Sleek and silky, lush and lovely, Adventure Music’s release of RSVC is a delicious dive into the musical collaboration of Brazilian guitarists Ricardo Silveira and Vinicius Cantuaria. In this debut collaboration Mr. Silveira and Mr. Cantauaria saturate the listener in a plummy Brazilian jazz smoothness that’s sure to wow fans. Sporting six original tracks on this ten track CD, RSVC was recorded in Rio de Janeiro, with the pair sharing producing duties along with Eduardo Chermont, who also lends a hand with percussion loops and programming. Relying on a sound comes across as unhurried, breezy and easy, this recording is all about the interlocking collaboration of electric and acoustic guitar of these two extraordinary musicians, as well as swapping percussion and vocals throughout the CD.
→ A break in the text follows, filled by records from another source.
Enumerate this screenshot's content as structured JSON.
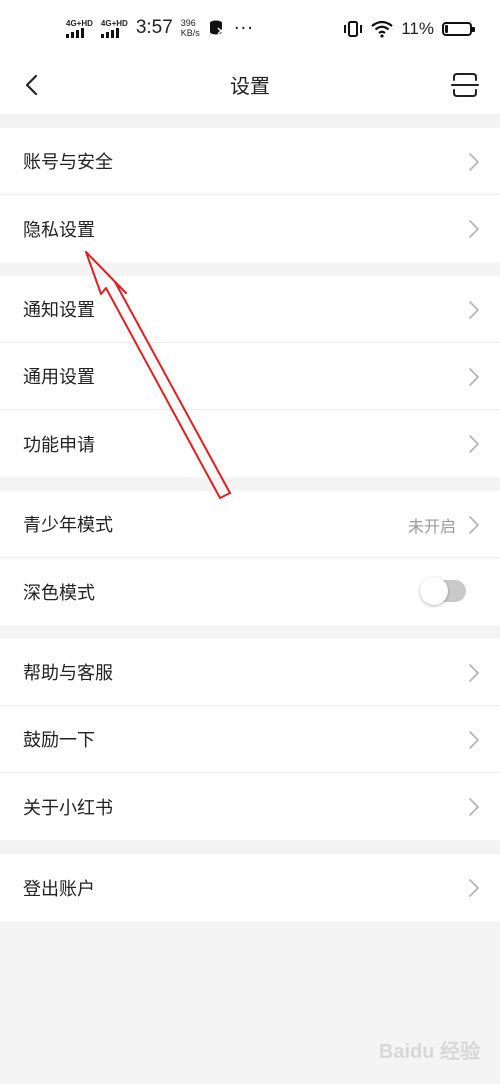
{
  "status": {
    "net1": "4G+HD",
    "net2": "4G+HD",
    "time": "3:57",
    "speed_value": "396",
    "speed_unit": "KB/s",
    "more": "···",
    "battery": "11%",
    "battery_level": 0.11
  },
  "nav": {
    "title": "设置"
  },
  "groups": [
    {
      "rows": [
        {
          "label": "账号与安全"
        },
        {
          "label": "隐私设置"
        }
      ]
    },
    {
      "rows": [
        {
          "label": "通知设置"
        },
        {
          "label": "通用设置"
        },
        {
          "label": "功能申请"
        }
      ]
    },
    {
      "rows": [
        {
          "label": "青少年模式",
          "value": "未开启"
        },
        {
          "label": "深色模式",
          "toggle": false
        }
      ]
    },
    {
      "rows": [
        {
          "label": "帮助与客服"
        },
        {
          "label": "鼓励一下"
        },
        {
          "label": "关于小红书"
        }
      ]
    },
    {
      "rows": [
        {
          "label": "登出账户"
        }
      ]
    }
  ],
  "watermark": "Baidu 经验",
  "colors": {
    "background": "#f4f4f4",
    "annotation_arrow": "#e02020"
  }
}
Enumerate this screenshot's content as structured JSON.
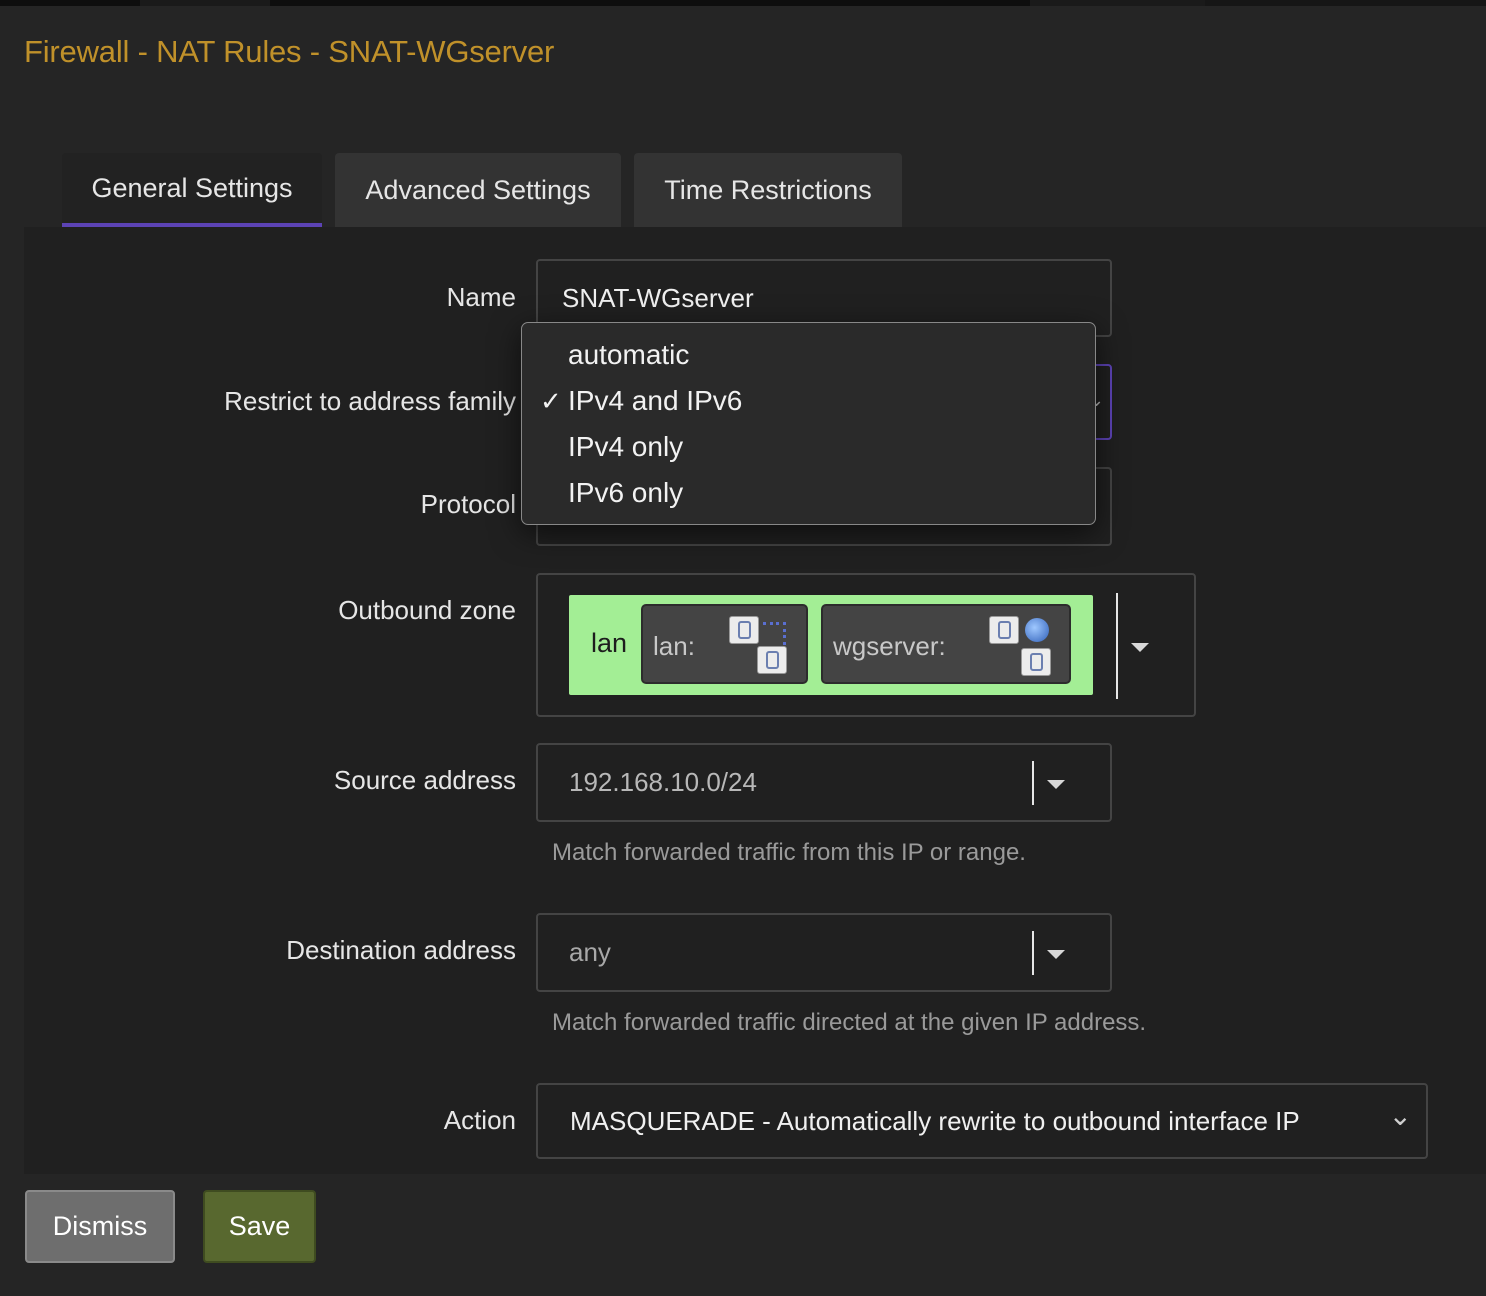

Brazilian jazz fans will know Mr. Silveira by such recordings as Small World, Storyteller, Til Tomorrow (Ate Amanha) and Outro Rio (Another River), as well as some seven other recordings. Having spent over thirty years in the music business and a demanding schedule as a studio musician, Mr. Silveira has collaborated with the likes of Milton Nascimento, Toninho Horta, Ney Mattogrosso, Joao Bosco, Herbie Mann, David Sanborn and Pat Metheny. Equally revered, Mr. Cantuaria, Brazilian by birth although he now lives in New York, has a wealth of credits in his own career with such recordings as Indio De Apartamento, Bill Frisell & Vinicius Cantuaria, Vinicius and Samba Carioca. He has played with the likes of Brian Eno, Laurie Anderson, Brad Mehldau, Arto Lindsay, Marc Ribot, David Byrne and Ryuichi Sakamoto.
RSVC is sure to appeal to both world music fans and jazz fans in this smooth blend of both guitarists. Shimmering electric guitar lines waver over the intricacy of acoustic guitar against a backdrop of Brazilian rhythms.
Mr. Silveira’s vocals warm opening track “Preciso Falar Com Voce” in this dreamy, delicately worked number. RSVC just better and better with tracks like “Sessao Das Onze” with Mr. Cantuaria’s on some jazzy vocals. Listeners slide smoothly from the poignancy of “A La Dori” into the sassy “Pe Direito” into the percussive heavy opening of the brightly worked “Dia de Sol.” Other goodies include “Mais Nada,” “Matuto” and dark depths of “Trilha Polar.”
Creating a sound with remarkable depth, this duo leads listeners off onto a musical landscape that incorporates a Brazilian sensibility without giving away the ability to step into the uncharted territory of that jazz often enhances. It’s a truly delightful collaboration and I hope to see yet another collaboration in the works for this pair.